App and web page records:
[Start of section]
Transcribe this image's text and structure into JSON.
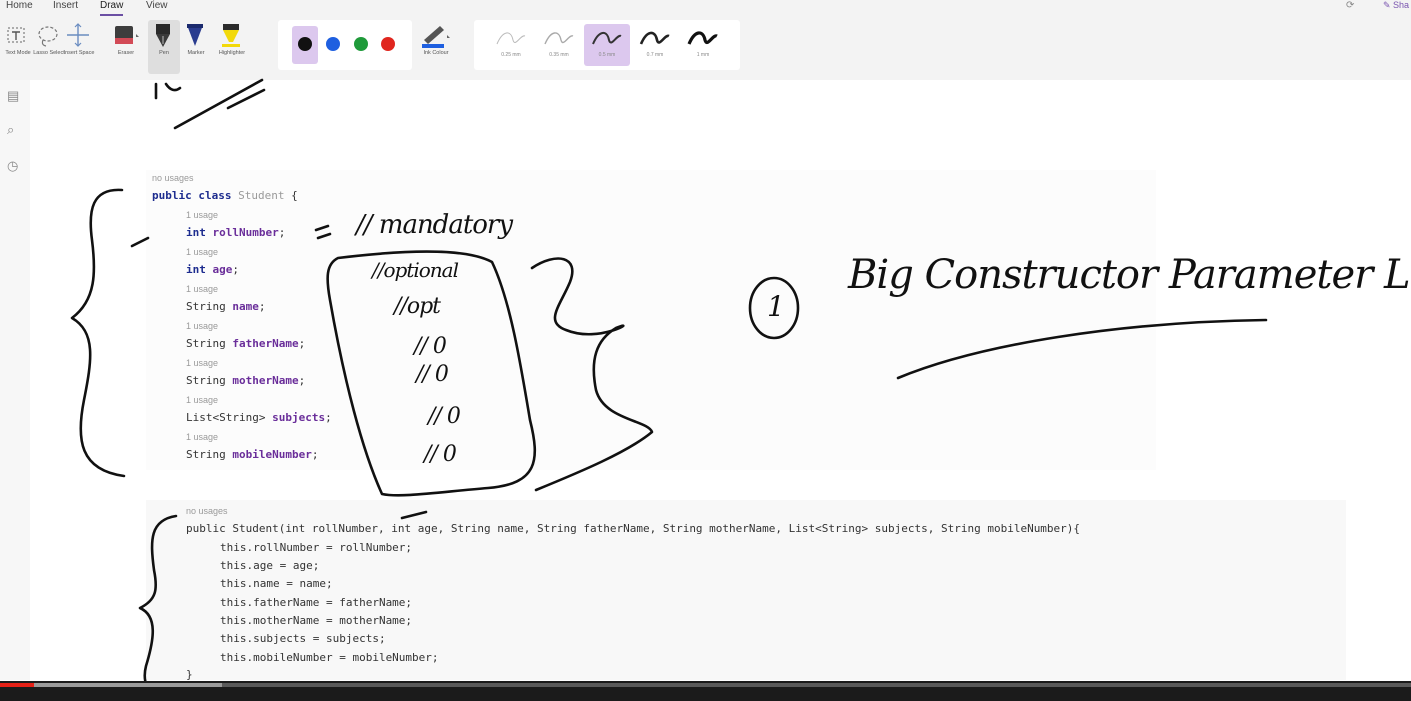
{
  "menu": {
    "tabs": [
      "Home",
      "Insert",
      "Draw",
      "View"
    ],
    "active_tab": "Draw",
    "share_label": "Sha"
  },
  "ribbon": {
    "tools": [
      {
        "id": "text-mode",
        "label": "Text Mode"
      },
      {
        "id": "lasso",
        "label": "Lasso Select"
      },
      {
        "id": "insert-space",
        "label": "Insert Space"
      },
      {
        "id": "eraser",
        "label": "Eraser"
      },
      {
        "id": "pen",
        "label": "Pen"
      },
      {
        "id": "marker",
        "label": "Marker"
      },
      {
        "id": "highlighter",
        "label": "Highlighter"
      }
    ],
    "active_tool": "pen",
    "colors": [
      "#111111",
      "#1e5fe0",
      "#1f9a3a",
      "#e0261e"
    ],
    "active_color": "#111111",
    "ink_colour_label": "Ink Colour",
    "thickness": [
      "0.25 mm",
      "0.35 mm",
      "0.5 mm",
      "0.7 mm",
      "1 mm"
    ],
    "active_thickness": "0.5 mm"
  },
  "code_block_1": {
    "hint_top": "no usages",
    "class_decl": {
      "kw": "public class",
      "name": "Student",
      "brace": "{"
    },
    "usage_hint": "1 usage",
    "fields": [
      {
        "type": "int",
        "name": "rollNumber",
        "type_is_kw": true
      },
      {
        "type": "int",
        "name": "age",
        "type_is_kw": true
      },
      {
        "type": "String",
        "name": "name",
        "type_is_kw": false
      },
      {
        "type": "String",
        "name": "fatherName",
        "type_is_kw": false
      },
      {
        "type": "String",
        "name": "motherName",
        "type_is_kw": false
      },
      {
        "type": "List<String>",
        "name": "subjects",
        "type_is_kw": false
      },
      {
        "type": "String",
        "name": "mobileNumber",
        "type_is_kw": false
      }
    ]
  },
  "code_block_2": {
    "hint_top": "no usages",
    "constructor": "public Student(int rollNumber, int age, String name, String fatherName, String motherName, List<String> subjects, String mobileNumber){",
    "assignments": [
      "this.rollNumber = rollNumber;",
      "this.age = age;",
      "this.name = name;",
      "this.fatherName = fatherName;",
      "this.motherName = motherName;",
      "this.subjects = subjects;",
      "this.mobileNumber = mobileNumber;"
    ],
    "closing": "}"
  },
  "handwriting": {
    "mandatory": "// mandatory",
    "optional": "//optional",
    "opt": "//opt",
    "zeros": [
      "// 0",
      "// 0",
      "// 0",
      "// 0"
    ],
    "number_one": "1",
    "heading": "Big Constructor Parameter List"
  },
  "video": {
    "played_fraction": 0.024,
    "buffered_fraction": 0.157
  }
}
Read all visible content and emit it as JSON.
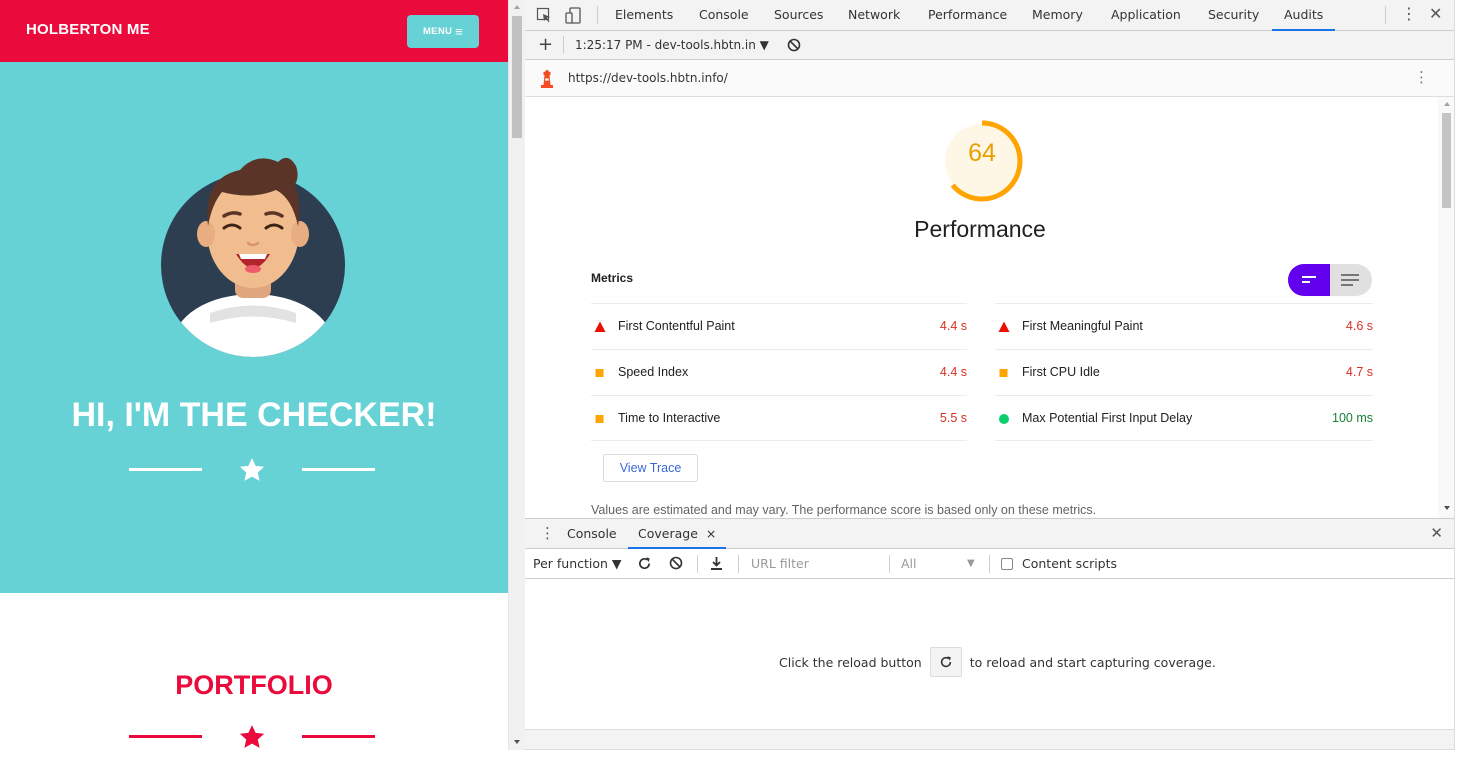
{
  "page": {
    "brand": "HOLBERTON ME",
    "menu_label": "MENU",
    "menu_icon": "hamburger-icon",
    "hero_title": "HI, I'M THE CHECKER!",
    "portfolio_title": "PORTFOLIO",
    "colors": {
      "brand_red": "#ea0a3b",
      "hero_teal": "#66d2d6",
      "avatar_bg": "#2c3e50"
    }
  },
  "devtools": {
    "tabs": [
      "Elements",
      "Console",
      "Sources",
      "Network",
      "Performance",
      "Memory",
      "Application",
      "Security",
      "Audits"
    ],
    "active_tab": "Audits",
    "session": "1:25:17 PM - dev-tools.hbtn.in ▼",
    "url": "https://dev-tools.hbtn.info/",
    "report": {
      "score": "64",
      "score_value": 64,
      "category": "Performance",
      "metrics_label": "Metrics",
      "metrics_left": [
        {
          "name": "First Contentful Paint",
          "value": "4.4 s",
          "status": "fail"
        },
        {
          "name": "Speed Index",
          "value": "4.4 s",
          "status": "average"
        },
        {
          "name": "Time to Interactive",
          "value": "5.5 s",
          "status": "average"
        }
      ],
      "metrics_right": [
        {
          "name": "First Meaningful Paint",
          "value": "4.6 s",
          "status": "fail"
        },
        {
          "name": "First CPU Idle",
          "value": "4.7 s",
          "status": "average"
        },
        {
          "name": "Max Potential First Input Delay",
          "value": "100 ms",
          "status": "pass"
        }
      ],
      "view_trace": "View Trace",
      "disclaimer": "Values are estimated and may vary. The performance score is based only on these metrics.",
      "colors": {
        "fail": "#eb0f00",
        "fail_value": "#d93025",
        "average": "#ffa400",
        "pass": "#0cce6b",
        "pass_value": "#188038",
        "toggle_active": "#6200ee"
      }
    },
    "drawer": {
      "tabs": [
        "Console",
        "Coverage"
      ],
      "active_tab": "Coverage",
      "close_glyph": "×",
      "toolbar": {
        "mode": "Per function ▼",
        "url_filter_placeholder": "URL filter",
        "type_filter": "All",
        "content_scripts": "Content scripts"
      },
      "message_before": "Click the reload button",
      "message_after": "to reload and start capturing coverage."
    }
  }
}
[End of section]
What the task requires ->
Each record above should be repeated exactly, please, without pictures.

Written response ->
Transcribe this image's text and structure into JSON.
{
  "menu": {
    "tabs": [
      "Home",
      "Insert",
      "Draw",
      "View"
    ],
    "active_tab": "Draw",
    "share_label": "Sha"
  },
  "ribbon": {
    "tools": [
      {
        "id": "text-mode",
        "label": "Text Mode"
      },
      {
        "id": "lasso",
        "label": "Lasso Select"
      },
      {
        "id": "insert-space",
        "label": "Insert Space"
      },
      {
        "id": "eraser",
        "label": "Eraser"
      },
      {
        "id": "pen",
        "label": "Pen"
      },
      {
        "id": "marker",
        "label": "Marker"
      },
      {
        "id": "highlighter",
        "label": "Highlighter"
      }
    ],
    "active_tool": "pen",
    "colors": [
      "#111111",
      "#1e5fe0",
      "#1f9a3a",
      "#e0261e"
    ],
    "active_color": "#111111",
    "ink_colour_label": "Ink Colour",
    "thickness": [
      "0.25 mm",
      "0.35 mm",
      "0.5 mm",
      "0.7 mm",
      "1 mm"
    ],
    "active_thickness": "0.5 mm"
  },
  "code_block_1": {
    "hint_top": "no usages",
    "class_decl": {
      "kw": "public class",
      "name": "Student",
      "brace": "{"
    },
    "usage_hint": "1 usage",
    "fields": [
      {
        "type": "int",
        "name": "rollNumber",
        "type_is_kw": true
      },
      {
        "type": "int",
        "name": "age",
        "type_is_kw": true
      },
      {
        "type": "String",
        "name": "name",
        "type_is_kw": false
      },
      {
        "type": "String",
        "name": "fatherName",
        "type_is_kw": false
      },
      {
        "type": "String",
        "name": "motherName",
        "type_is_kw": false
      },
      {
        "type": "List<String>",
        "name": "subjects",
        "type_is_kw": false
      },
      {
        "type": "String",
        "name": "mobileNumber",
        "type_is_kw": false
      }
    ]
  },
  "code_block_2": {
    "hint_top": "no usages",
    "constructor": "public Student(int rollNumber, int age, String name, String fatherName, String motherName, List<String> subjects, String mobileNumber){",
    "assignments": [
      "this.rollNumber = rollNumber;",
      "this.age = age;",
      "this.name = name;",
      "this.fatherName = fatherName;",
      "this.motherName = motherName;",
      "this.subjects = subjects;",
      "this.mobileNumber = mobileNumber;"
    ],
    "closing": "}"
  },
  "handwriting": {
    "mandatory": "// mandatory",
    "optional": "//optional",
    "opt": "//opt",
    "zeros": [
      "// 0",
      "// 0",
      "// 0",
      "// 0"
    ],
    "number_one": "1",
    "heading": "Big Constructor Parameter List"
  },
  "video": {
    "played_fraction": 0.024,
    "buffered_fraction": 0.157
  }
}
Read all visible content and emit it as JSON.
{
  "page": {
    "brand": "HOLBERTON ME",
    "menu_label": "MENU",
    "menu_icon": "hamburger-icon",
    "hero_title": "HI, I'M THE CHECKER!",
    "portfolio_title": "PORTFOLIO",
    "colors": {
      "brand_red": "#ea0a3b",
      "hero_teal": "#66d2d6",
      "avatar_bg": "#2c3e50"
    }
  },
  "devtools": {
    "tabs": [
      "Elements",
      "Console",
      "Sources",
      "Network",
      "Performance",
      "Memory",
      "Application",
      "Security",
      "Audits"
    ],
    "active_tab": "Audits",
    "session": "1:25:17 PM - dev-tools.hbtn.in ▼",
    "url": "https://dev-tools.hbtn.info/",
    "report": {
      "score": "64",
      "score_value": 64,
      "category": "Performance",
      "metrics_label": "Metrics",
      "metrics_left": [
        {
          "name": "First Contentful Paint",
          "value": "4.4 s",
          "status": "fail"
        },
        {
          "name": "Speed Index",
          "value": "4.4 s",
          "status": "average"
        },
        {
          "name": "Time to Interactive",
          "value": "5.5 s",
          "status": "average"
        }
      ],
      "metrics_right": [
        {
          "name": "First Meaningful Paint",
          "value": "4.6 s",
          "status": "fail"
        },
        {
          "name": "First CPU Idle",
          "value": "4.7 s",
          "status": "average"
        },
        {
          "name": "Max Potential First Input Delay",
          "value": "100 ms",
          "status": "pass"
        }
      ],
      "view_trace": "View Trace",
      "disclaimer": "Values are estimated and may vary. The performance score is based only on these metrics.",
      "colors": {
        "fail": "#eb0f00",
        "fail_value": "#d93025",
        "average": "#ffa400",
        "pass": "#0cce6b",
        "pass_value": "#188038",
        "toggle_active": "#6200ee"
      }
    },
    "drawer": {
      "tabs": [
        "Console",
        "Coverage"
      ],
      "active_tab": "Coverage",
      "close_glyph": "×",
      "toolbar": {
        "mode": "Per function ▼",
        "url_filter_placeholder": "URL filter",
        "type_filter": "All",
        "content_scripts": "Content scripts"
      },
      "message_before": "Click the reload button",
      "message_after": "to reload and start capturing coverage."
    }
  }
}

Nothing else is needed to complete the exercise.